Read more about membership
Become an ACI Member
Founded in 1904 and headquartered in Farmington Hills, Michigan, USA, the American Concrete Institute is a leading authority and resource worldwide for the development, dissemination, and adoption of its consensus-based standards, technical resources, educational programs, and proven expertise for individuals and organizations involved in concrete design, construction, and materials, who share a commitment to pursuing the best use of concrete.
American Concrete Institute
38800 Country Club Dr.
Farmington Hills, MI
Chat with Us Online Now
Feedback via Email
Home > Publications > International Concrete Abstracts Portal
The International Concrete Abstracts Portal is an ACI led collaboration with leading technical organizations from within the international concrete industry and offers the most comprehensive collection of published concrete abstracts.
Title: Effect of the use of different types and dosages of mineral additions on the bond strength of lap-spliced bars in self-compacting concrete
Author(s): Mehmet Karatas, Zulfu Ulucan, C. Ulucan
Appears on pages(s): 557-570
Keywords: Bond strength, Full-scale beam, Lap-spliced bar, Mineral addition, Self-compacting concrete
Abstract:In this study, nine different types of concrete were adopted: normal concrete (NC) with low slump (68 mm) and eight types of self-compacting concrete (SCC) in which cement was partially replaced by four kinds of replacements (25%, 30%, 35% and 40%) of class F fly ash (FA) and by four kinds of replacements (5%, 10%, 15% and 20%) of silica fume (SF). The main objective of this research was to evaluate the effect of different types and dosages of mineral additions on the moment capacities and stiffnesses of the beam specimens and the bond strength of tension lap-spliced bars embedded in NC and self-compacting concretes (SCCs). To achieve these objectives, 27 full-scale beam specimens (2000 × 300 × 200 mm) were tested. In all beam specimens, 20 mm reinforcing bars were used with a 300 mm splice length as tension reinforcement. The variable used was the amount of FA and SF incorporated into SCC. Each beam was designed with bars spliced in a constant moment region at midspan. The splice length was selected so that bars would fail in bond, splitting the concrete cover in the splice region, before reaching the yield point. Moreover, bond strength of SCC beams was compared to that of NC beams of the same dimensions, steel configuration and approximately the same water-to-cement ratio. In conclusion, the beam specimens produced from SCC containing 5% SF and 30% FA had the highest normalized bond strength with 1.07 whilst the replacements of Portland cement (PC) by an equal weight of FA or SF in SCC had generally the positive effect on the bond strength of reinforcing bar regardless of the dosage of mineral admixture compared to the specimen with NC indicating that SCC due to its superior filling capability more effectively covered the reinforcements and the grain-size distribution and particle packing improved ensuring greater cohesiveness. Moreover, the beam specimens produced from SCC with SF had the greatest stiffness compared to other all beams as result of the improvement of concrete pore structure due to the pozzolanic activity and the filler effect of high fineness silica fume.

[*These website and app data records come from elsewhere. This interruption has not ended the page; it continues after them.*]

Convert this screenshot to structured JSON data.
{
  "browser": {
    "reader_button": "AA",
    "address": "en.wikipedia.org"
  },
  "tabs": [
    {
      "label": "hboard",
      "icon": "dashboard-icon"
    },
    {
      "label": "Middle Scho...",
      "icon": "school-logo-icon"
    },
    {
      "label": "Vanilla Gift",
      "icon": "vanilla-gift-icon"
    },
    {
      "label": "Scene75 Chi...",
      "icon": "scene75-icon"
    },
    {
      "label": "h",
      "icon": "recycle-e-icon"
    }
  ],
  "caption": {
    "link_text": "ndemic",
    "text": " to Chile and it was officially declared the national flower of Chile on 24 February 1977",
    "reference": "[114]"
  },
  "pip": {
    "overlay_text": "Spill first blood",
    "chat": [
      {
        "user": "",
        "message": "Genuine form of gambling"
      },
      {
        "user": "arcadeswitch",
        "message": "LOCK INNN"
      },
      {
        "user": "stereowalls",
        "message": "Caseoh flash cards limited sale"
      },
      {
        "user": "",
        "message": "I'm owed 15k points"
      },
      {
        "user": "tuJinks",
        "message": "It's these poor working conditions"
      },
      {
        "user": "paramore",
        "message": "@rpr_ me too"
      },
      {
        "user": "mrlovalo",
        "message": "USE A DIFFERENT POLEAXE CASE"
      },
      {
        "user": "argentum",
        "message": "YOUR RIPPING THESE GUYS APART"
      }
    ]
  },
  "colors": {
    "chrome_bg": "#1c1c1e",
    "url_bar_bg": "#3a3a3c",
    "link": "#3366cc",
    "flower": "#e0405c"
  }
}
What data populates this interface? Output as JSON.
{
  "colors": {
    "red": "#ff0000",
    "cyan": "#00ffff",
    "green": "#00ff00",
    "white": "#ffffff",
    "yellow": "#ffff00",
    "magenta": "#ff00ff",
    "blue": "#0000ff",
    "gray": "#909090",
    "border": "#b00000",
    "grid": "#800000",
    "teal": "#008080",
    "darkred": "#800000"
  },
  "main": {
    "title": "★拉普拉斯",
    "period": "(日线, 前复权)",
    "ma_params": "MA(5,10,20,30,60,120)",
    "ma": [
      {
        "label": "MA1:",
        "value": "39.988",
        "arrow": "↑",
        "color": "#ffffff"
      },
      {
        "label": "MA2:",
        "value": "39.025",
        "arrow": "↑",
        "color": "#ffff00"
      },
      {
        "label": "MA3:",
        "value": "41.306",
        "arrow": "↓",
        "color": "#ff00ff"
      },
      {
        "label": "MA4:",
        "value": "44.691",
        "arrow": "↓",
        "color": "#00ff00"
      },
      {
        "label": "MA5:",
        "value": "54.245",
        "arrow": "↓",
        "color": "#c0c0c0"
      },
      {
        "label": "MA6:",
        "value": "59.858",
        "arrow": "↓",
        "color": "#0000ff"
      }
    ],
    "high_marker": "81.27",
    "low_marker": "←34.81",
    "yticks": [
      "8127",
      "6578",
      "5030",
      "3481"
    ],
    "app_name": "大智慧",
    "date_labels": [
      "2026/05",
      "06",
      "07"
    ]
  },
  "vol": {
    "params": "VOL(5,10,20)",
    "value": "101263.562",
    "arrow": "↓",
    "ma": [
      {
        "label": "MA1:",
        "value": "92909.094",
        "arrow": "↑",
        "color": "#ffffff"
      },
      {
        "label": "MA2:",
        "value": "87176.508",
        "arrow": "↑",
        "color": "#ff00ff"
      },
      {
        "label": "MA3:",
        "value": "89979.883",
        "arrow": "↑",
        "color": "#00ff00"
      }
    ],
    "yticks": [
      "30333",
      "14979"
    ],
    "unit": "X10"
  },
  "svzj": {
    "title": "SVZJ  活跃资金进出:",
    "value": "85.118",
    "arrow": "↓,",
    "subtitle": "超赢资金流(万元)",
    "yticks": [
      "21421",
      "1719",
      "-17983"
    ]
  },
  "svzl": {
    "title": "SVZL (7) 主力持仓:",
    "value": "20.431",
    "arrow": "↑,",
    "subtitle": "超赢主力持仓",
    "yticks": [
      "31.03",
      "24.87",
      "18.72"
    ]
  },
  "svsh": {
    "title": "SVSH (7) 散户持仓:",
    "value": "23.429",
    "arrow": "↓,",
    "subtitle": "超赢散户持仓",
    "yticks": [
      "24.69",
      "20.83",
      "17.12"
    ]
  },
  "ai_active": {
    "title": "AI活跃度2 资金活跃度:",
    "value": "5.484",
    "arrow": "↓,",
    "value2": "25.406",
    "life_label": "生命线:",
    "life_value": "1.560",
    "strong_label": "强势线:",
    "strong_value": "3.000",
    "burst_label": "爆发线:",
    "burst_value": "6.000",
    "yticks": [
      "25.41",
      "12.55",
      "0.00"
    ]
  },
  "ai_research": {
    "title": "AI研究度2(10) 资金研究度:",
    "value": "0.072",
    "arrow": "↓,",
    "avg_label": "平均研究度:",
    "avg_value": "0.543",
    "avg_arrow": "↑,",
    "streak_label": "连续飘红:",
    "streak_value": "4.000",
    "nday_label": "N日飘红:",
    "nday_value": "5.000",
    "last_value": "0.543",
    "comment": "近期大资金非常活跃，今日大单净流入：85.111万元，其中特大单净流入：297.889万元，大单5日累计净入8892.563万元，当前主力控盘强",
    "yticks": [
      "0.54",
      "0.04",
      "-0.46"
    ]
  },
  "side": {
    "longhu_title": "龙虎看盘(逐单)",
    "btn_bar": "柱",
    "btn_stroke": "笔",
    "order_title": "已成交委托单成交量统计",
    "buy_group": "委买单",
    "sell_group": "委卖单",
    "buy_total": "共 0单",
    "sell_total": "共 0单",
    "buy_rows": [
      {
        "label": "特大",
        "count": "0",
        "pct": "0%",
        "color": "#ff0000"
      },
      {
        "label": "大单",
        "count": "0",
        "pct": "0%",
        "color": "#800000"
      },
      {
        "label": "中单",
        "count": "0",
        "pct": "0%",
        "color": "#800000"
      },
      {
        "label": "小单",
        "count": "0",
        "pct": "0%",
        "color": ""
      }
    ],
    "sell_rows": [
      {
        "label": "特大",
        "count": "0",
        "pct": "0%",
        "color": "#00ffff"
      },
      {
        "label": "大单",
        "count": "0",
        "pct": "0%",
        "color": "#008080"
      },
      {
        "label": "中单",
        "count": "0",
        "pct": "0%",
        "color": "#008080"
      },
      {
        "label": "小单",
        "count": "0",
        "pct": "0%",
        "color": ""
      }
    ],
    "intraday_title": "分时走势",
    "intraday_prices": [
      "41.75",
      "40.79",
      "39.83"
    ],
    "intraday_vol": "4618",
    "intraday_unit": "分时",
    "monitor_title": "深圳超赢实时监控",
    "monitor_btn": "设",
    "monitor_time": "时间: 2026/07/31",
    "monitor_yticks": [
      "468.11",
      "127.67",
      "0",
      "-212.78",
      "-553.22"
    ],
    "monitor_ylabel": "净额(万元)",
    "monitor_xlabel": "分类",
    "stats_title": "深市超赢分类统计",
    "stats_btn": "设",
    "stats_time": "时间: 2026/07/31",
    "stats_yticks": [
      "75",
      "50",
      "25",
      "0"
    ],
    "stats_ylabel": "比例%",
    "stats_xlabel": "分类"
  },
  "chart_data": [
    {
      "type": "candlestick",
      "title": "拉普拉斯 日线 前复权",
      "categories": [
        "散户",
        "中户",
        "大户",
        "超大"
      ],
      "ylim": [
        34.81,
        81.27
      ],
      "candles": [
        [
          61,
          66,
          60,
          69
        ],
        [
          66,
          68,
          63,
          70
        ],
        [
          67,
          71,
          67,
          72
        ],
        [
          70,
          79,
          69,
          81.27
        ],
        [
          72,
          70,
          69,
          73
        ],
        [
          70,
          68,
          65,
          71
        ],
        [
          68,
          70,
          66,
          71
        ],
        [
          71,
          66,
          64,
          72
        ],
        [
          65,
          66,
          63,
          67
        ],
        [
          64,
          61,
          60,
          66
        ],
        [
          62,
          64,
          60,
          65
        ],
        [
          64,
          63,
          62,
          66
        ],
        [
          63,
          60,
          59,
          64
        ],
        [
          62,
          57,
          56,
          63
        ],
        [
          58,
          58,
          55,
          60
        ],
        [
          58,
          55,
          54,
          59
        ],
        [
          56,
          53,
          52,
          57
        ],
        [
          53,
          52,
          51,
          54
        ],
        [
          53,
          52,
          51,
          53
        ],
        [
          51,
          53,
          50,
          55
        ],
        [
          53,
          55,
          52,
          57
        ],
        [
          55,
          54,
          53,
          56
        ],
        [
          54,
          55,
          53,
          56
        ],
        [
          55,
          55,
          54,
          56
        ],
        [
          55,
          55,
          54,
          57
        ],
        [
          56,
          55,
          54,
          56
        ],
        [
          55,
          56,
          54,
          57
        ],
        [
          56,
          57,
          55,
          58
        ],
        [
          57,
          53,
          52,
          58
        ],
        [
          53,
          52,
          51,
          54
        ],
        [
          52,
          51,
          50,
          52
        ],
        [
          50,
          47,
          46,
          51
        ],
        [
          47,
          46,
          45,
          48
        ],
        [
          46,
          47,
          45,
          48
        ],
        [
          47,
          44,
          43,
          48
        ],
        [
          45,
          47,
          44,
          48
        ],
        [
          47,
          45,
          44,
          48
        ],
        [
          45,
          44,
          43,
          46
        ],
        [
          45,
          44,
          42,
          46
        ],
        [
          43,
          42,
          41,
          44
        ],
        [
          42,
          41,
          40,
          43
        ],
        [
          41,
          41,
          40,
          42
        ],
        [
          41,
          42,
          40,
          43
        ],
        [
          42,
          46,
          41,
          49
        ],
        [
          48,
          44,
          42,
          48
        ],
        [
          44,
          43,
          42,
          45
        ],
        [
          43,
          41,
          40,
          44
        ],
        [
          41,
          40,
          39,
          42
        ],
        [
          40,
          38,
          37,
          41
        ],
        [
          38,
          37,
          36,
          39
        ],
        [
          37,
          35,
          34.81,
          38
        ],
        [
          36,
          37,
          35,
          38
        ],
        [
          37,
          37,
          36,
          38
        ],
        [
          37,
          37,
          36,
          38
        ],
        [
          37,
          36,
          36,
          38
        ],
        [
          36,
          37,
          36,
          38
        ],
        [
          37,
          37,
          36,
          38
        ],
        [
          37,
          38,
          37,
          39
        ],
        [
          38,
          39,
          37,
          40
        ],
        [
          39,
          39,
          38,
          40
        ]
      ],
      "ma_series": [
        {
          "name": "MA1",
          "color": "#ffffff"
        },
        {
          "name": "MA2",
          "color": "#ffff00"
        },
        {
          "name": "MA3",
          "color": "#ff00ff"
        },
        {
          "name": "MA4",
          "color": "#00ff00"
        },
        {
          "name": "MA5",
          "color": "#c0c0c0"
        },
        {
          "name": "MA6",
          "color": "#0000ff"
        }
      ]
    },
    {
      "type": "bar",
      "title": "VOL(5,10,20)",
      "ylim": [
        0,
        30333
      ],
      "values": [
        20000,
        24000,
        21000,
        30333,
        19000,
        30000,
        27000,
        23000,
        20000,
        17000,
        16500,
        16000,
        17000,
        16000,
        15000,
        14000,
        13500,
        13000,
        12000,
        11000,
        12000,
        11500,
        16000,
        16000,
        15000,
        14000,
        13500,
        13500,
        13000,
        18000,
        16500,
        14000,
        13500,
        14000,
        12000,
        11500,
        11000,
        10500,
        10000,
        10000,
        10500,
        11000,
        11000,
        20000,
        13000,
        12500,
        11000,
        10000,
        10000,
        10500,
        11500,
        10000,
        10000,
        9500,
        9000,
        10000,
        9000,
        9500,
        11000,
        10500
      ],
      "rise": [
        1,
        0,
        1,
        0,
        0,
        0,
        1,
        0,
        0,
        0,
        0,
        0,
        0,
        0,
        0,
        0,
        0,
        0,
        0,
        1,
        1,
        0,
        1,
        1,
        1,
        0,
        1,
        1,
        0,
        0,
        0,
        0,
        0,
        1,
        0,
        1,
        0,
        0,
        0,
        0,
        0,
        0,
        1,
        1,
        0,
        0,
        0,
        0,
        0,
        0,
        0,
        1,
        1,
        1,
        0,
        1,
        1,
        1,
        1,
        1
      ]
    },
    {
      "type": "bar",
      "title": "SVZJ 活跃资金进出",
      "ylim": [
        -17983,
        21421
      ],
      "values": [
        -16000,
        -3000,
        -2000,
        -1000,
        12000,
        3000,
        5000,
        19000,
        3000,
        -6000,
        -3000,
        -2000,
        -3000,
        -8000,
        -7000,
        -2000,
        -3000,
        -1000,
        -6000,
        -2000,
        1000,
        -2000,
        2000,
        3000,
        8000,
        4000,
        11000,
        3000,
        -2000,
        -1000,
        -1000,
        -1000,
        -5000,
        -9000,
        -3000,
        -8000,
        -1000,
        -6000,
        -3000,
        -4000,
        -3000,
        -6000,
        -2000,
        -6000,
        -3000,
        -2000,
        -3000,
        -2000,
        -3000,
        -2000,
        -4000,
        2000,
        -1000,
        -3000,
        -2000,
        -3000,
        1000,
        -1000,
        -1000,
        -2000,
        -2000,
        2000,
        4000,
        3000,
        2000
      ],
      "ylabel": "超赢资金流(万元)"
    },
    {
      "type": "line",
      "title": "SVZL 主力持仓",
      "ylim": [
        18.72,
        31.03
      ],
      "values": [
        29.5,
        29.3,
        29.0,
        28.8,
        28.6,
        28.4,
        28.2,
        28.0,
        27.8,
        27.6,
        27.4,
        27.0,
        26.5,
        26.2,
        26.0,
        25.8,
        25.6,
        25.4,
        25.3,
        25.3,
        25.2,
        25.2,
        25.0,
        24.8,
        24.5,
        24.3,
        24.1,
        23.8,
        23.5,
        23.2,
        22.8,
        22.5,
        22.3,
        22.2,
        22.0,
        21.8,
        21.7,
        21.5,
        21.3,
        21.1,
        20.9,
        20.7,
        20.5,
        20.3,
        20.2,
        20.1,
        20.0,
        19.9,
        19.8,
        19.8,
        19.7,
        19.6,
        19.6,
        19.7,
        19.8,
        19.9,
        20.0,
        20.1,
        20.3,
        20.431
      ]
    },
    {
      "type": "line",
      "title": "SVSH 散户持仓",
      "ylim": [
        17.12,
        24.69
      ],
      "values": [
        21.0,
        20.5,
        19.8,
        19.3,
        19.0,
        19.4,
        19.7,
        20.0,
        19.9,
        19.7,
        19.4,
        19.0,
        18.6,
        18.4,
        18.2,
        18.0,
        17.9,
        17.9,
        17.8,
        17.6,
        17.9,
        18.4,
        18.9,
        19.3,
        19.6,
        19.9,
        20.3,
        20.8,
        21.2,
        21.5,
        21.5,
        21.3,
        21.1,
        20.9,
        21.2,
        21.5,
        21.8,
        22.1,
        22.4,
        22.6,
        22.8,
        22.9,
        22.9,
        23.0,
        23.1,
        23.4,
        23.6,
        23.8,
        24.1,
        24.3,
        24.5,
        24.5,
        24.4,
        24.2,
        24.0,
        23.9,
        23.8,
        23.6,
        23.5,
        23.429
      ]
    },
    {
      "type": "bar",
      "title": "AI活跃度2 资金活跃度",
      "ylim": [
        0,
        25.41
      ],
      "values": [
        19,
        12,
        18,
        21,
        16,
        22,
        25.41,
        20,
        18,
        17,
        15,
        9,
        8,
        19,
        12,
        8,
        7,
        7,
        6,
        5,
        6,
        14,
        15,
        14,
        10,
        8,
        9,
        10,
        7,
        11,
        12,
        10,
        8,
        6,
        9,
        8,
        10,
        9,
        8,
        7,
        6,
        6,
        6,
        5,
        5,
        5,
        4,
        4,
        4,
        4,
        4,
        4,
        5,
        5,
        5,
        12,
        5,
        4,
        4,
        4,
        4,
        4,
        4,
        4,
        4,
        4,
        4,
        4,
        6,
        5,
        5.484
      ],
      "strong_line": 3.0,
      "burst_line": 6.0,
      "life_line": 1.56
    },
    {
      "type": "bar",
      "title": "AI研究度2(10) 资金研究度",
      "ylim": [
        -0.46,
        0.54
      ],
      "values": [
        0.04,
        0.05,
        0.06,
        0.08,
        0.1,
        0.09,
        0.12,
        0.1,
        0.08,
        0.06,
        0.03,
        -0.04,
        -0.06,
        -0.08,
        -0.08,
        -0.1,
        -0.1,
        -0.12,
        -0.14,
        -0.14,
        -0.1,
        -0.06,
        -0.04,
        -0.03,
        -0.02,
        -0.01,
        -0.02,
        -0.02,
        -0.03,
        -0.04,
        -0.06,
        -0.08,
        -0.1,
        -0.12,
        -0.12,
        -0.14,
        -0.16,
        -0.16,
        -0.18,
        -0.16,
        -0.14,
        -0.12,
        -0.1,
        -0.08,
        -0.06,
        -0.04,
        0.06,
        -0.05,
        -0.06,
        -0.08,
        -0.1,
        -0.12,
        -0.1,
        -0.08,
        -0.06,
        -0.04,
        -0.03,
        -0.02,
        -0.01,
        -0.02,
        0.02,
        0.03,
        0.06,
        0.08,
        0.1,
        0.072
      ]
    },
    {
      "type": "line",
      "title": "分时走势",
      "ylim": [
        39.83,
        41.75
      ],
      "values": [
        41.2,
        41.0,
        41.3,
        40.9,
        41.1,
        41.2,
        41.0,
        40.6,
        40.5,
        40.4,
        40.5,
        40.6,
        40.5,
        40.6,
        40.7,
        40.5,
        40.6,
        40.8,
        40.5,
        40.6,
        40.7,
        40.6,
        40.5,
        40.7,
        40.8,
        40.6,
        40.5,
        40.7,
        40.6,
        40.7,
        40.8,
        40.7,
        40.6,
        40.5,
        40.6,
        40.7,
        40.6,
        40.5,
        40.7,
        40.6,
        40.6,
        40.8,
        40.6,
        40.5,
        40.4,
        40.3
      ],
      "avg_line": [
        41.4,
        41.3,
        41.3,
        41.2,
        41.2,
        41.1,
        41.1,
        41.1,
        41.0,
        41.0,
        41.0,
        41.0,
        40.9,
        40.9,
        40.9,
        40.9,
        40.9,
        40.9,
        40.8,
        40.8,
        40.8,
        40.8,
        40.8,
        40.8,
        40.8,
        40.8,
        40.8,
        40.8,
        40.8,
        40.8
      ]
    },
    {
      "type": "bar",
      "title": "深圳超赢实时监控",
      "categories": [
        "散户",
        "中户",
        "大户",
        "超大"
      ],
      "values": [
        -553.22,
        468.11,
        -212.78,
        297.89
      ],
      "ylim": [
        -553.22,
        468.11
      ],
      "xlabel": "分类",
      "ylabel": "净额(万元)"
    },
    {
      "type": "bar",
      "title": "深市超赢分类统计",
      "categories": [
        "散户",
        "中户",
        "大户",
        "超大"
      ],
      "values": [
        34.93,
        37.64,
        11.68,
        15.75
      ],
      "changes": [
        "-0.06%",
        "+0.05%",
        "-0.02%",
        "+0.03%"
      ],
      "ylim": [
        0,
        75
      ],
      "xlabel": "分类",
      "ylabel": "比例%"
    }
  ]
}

International union of laboratories and experts in construction materials, systems and structures, International Partner Access.
View Resource »
Web View »
USE YOUR REPAIR SUBSCRIPTION